I was impressed when I learned that Oprah Winfrey made $71 million in just one day.

But the performance on Friday of Jeff Bezos--to say nothing of that of Larry Page, Sergey Brin, Mark Zuckerberg, and Bill Gates--makes her haul look like chump change.

Earnings reports came out Friday, and tech stocks soared on the news. The biggest winner of all was Bezos, because Amazon's stock closed at $599.03 per share on Friday.
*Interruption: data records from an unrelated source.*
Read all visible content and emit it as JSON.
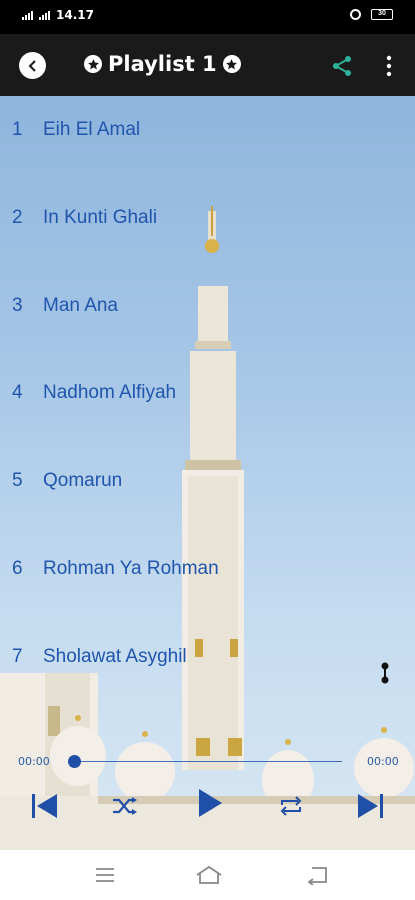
{
  "status_bar": {
    "time": "14.17",
    "battery": "30"
  },
  "app_bar": {
    "title": "Playlist 1",
    "icons": [
      "back-icon",
      "star-icon",
      "share-icon",
      "more-vert-icon"
    ]
  },
  "playlist": [
    {
      "number": "1",
      "title": "Eih El Amal"
    },
    {
      "number": "2",
      "title": "In Kunti Ghali"
    },
    {
      "number": "3",
      "title": "Man Ana"
    },
    {
      "number": "4",
      "title": "Nadhom Alfiyah"
    },
    {
      "number": "5",
      "title": "Qomarun"
    },
    {
      "number": "6",
      "title": "Rohman Ya Rohman"
    },
    {
      "number": "7",
      "title": "Sholawat Asyghil"
    }
  ],
  "player": {
    "current_time": "00:00",
    "total_time": "00:00",
    "progress": 0,
    "controls": [
      "skip-previous-icon",
      "shuffle-icon",
      "play-icon",
      "repeat-icon",
      "skip-next-icon"
    ]
  },
  "colors": {
    "accent_blue": "#1f55ad",
    "share_green": "#2fb39a",
    "app_bar_bg": "#1a1a1a"
  },
  "nav_bar": {
    "icons": [
      "recent-apps-icon",
      "home-icon",
      "back-nav-icon"
    ]
  }
}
That represented a 6.2 percent jump in one day, which increased the value of Bezos's stake by $2.9 billion.

That means his net worth is now $53.2 billion, which means he lags behind only Gates and Warren Buffet as the third-richest American, according to Bloomberg.
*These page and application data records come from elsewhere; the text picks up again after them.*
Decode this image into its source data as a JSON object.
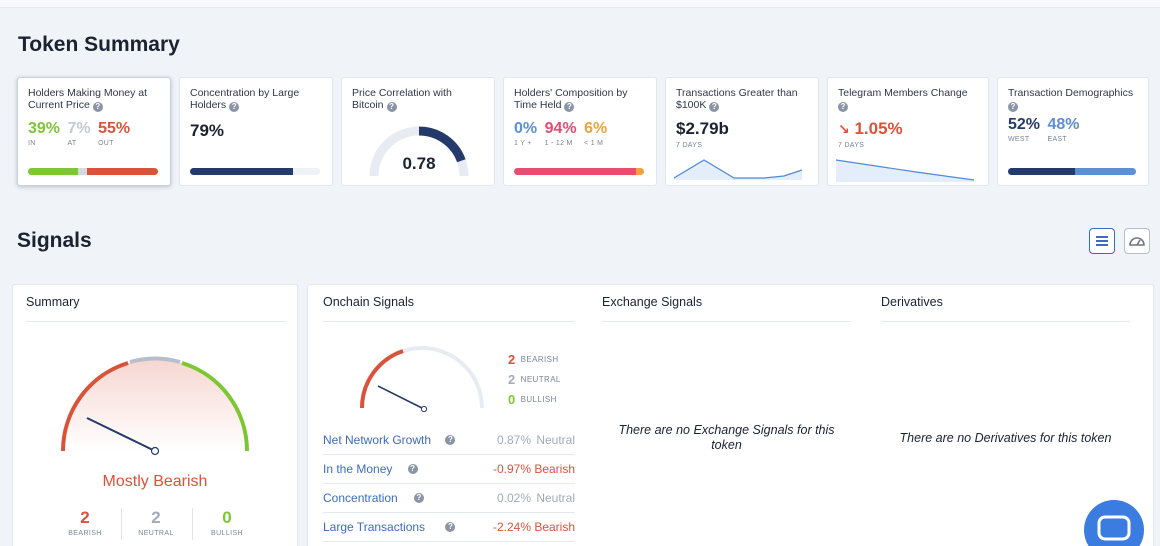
{
  "headings": {
    "token_summary": "Token Summary",
    "signals": "Signals"
  },
  "colors": {
    "green": "#7cc732",
    "red": "#d9533a",
    "gray": "#a3aab8",
    "blue": "#5b8fd6",
    "navy": "#243a6b",
    "pink": "#e84d6f",
    "orange": "#f0a23b"
  },
  "cards": {
    "holders_money": {
      "title": "Holders Making Money at Current Price",
      "in_value": "39%",
      "in_label": "IN",
      "at_value": "7%",
      "at_label": "AT",
      "out_value": "55%",
      "out_label": "OUT",
      "bar_fractions": [
        0.39,
        0.07,
        0.55
      ]
    },
    "concentration": {
      "title": "Concentration by Large Holders",
      "value": "79%",
      "bar_fraction": 0.79
    },
    "price_corr": {
      "title": "Price Correlation with Bitcoin",
      "value": "0.78",
      "gauge_fraction": 0.78
    },
    "composition": {
      "title": "Holders' Composition by Time Held",
      "v1": "0%",
      "l1": "1 Y +",
      "v2": "94%",
      "l2": "1 - 12 M",
      "v3": "6%",
      "l3": "< 1 M",
      "bar_fractions": [
        0.0,
        0.94,
        0.06
      ]
    },
    "transactions": {
      "title": "Transactions Greater than $100K",
      "value": "$2.79b",
      "period": "7 DAYS"
    },
    "telegram": {
      "title": "Telegram Members Change",
      "value": "1.05%",
      "period": "7 DAYS"
    },
    "demographics": {
      "title": "Transaction Demographics",
      "west_value": "52%",
      "west_label": "WEST",
      "east_value": "48%",
      "east_label": "EAST",
      "bar_fractions": [
        0.52,
        0.48
      ]
    }
  },
  "summary": {
    "title": "Summary",
    "verdict": "Mostly Bearish",
    "bearish_count": "2",
    "bearish_label": "BEARISH",
    "neutral_count": "2",
    "neutral_label": "NEUTRAL",
    "bullish_count": "0",
    "bullish_label": "BULLISH"
  },
  "onchain": {
    "title": "Onchain Signals",
    "bearish_count": "2",
    "bearish_label": "BEARISH",
    "neutral_count": "2",
    "neutral_label": "NEUTRAL",
    "bullish_count": "0",
    "bullish_label": "BULLISH",
    "rows": [
      {
        "label": "Net Network Growth",
        "pct": "0.87%",
        "status": "Neutral"
      },
      {
        "label": "In the Money",
        "pct": "-0.97%",
        "status": "Bearish"
      },
      {
        "label": "Concentration",
        "pct": "0.02%",
        "status": "Neutral"
      },
      {
        "label": "Large Transactions",
        "pct": "-2.24%",
        "status": "Bearish"
      }
    ]
  },
  "exchange": {
    "title": "Exchange Signals",
    "empty": "There are no Exchange Signals for this token"
  },
  "derivatives": {
    "title": "Derivatives",
    "empty": "There are no Derivatives for this token"
  },
  "icons": {
    "list_view": "list-icon",
    "gauge_view": "gauge-icon",
    "chat": "chat-icon",
    "help": "help-icon",
    "down_arrow": "arrow-down-right-icon"
  }
}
(The reason for the jump: Amazon analysts and shareholders had braced for an expected loss of 13 cents per share, but the mega-retailer reported instead that it was in the black for the quarter--a 17 cents per share profit.)
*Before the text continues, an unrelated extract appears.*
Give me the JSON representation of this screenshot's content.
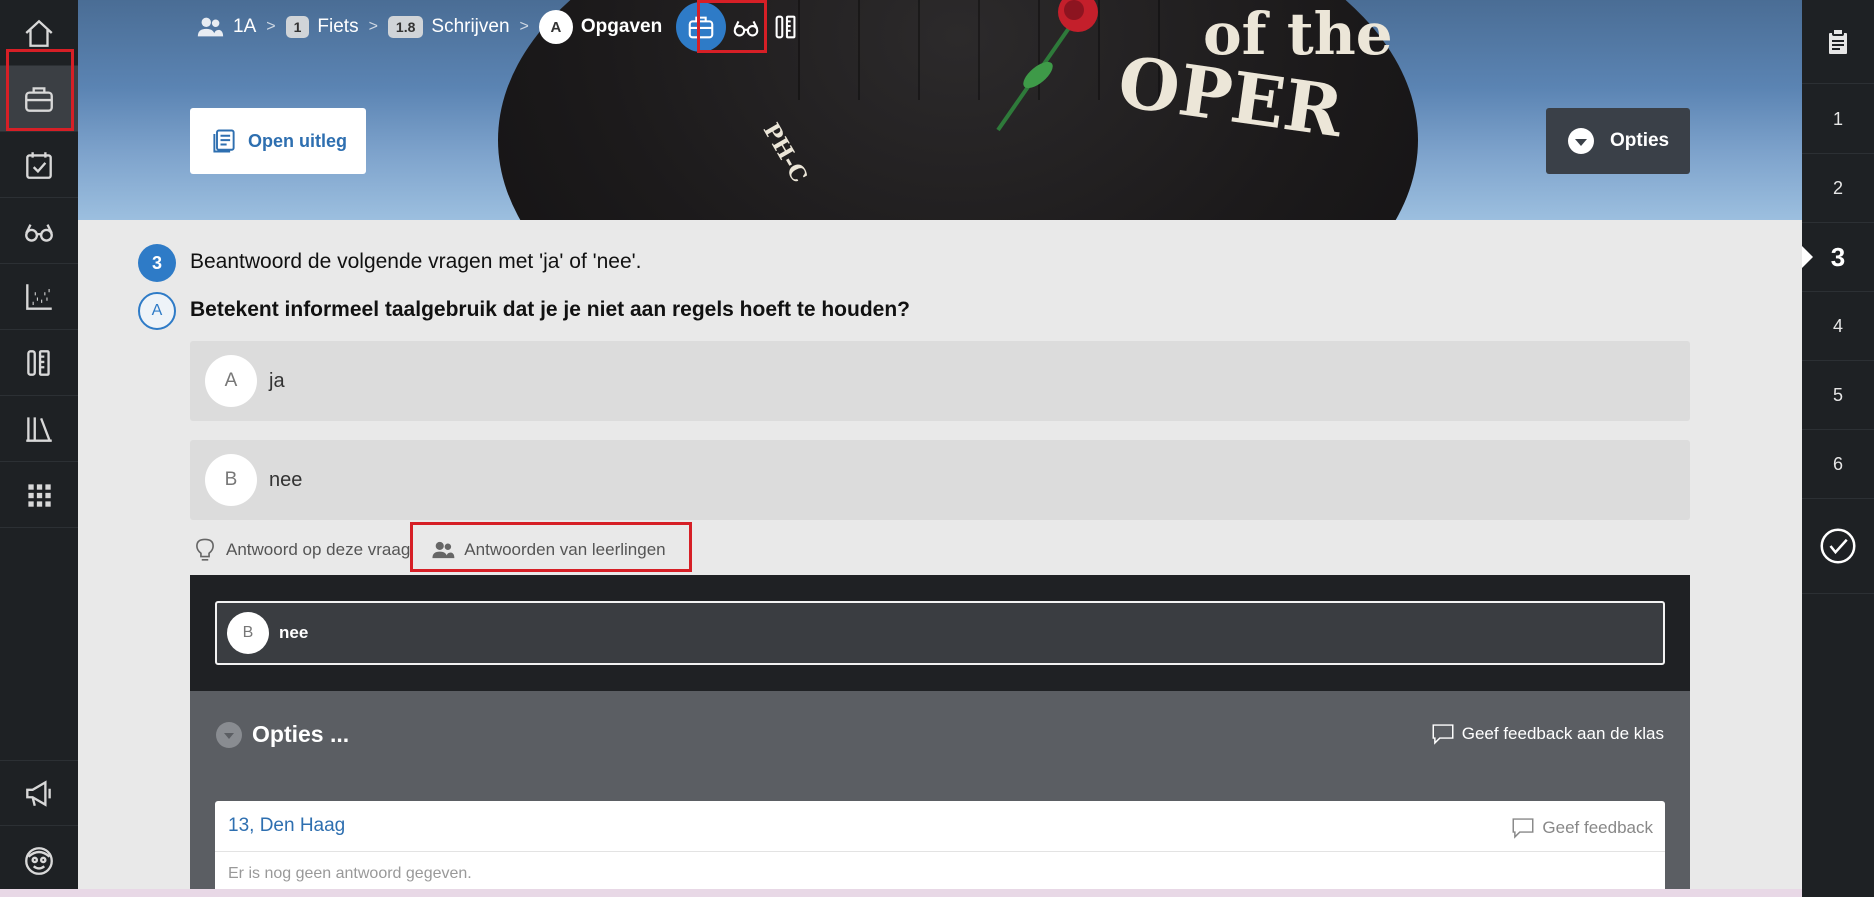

He wasn't the only winner though, as Alphabet (the new parent company of Google), Facebook, Microsoft, and other technology stocks jumped, too. Here's how some of the other tech giants fared:

Larry Page, CEO of Alphabet saw his net worth jump at least $2.5 billion. (Alphabet stock rose 5.6 percent Friday, on news that its profit was up 16 percent from the same period a year ago.)

Page's co-founder, Sergey Brin's fortune rose $2.4 billion as a result of the same news. (They might not be celebrating that much however, since it's not the most they've seen in paper profits in a single day this year. On July 17, they made about $8 billion between them, according to Business Insider.)

Meantime, Microsoft rose 10 percent on the day--which meant the 223.4 million shares that Gates still owns gained $1.1 billion in value over the trading period. (Gates has sold a lot of stock over the years to fund his philanthropy.) And, Facebook (which hasn't even released its earnings report yet) rose another 2.5 percent, meaning Zuckerberg likewise made $1.1 billion on his stake.

In fact, if you add up the paper profits that just these five men made in a single day, it works out to $10 billion. To put that in context, it's more than the annual GDP for some small countries--more than The Bahamas for example--or as USA Today put it, "a big slice of the $90 billion in total market value created for all investors who own these shares"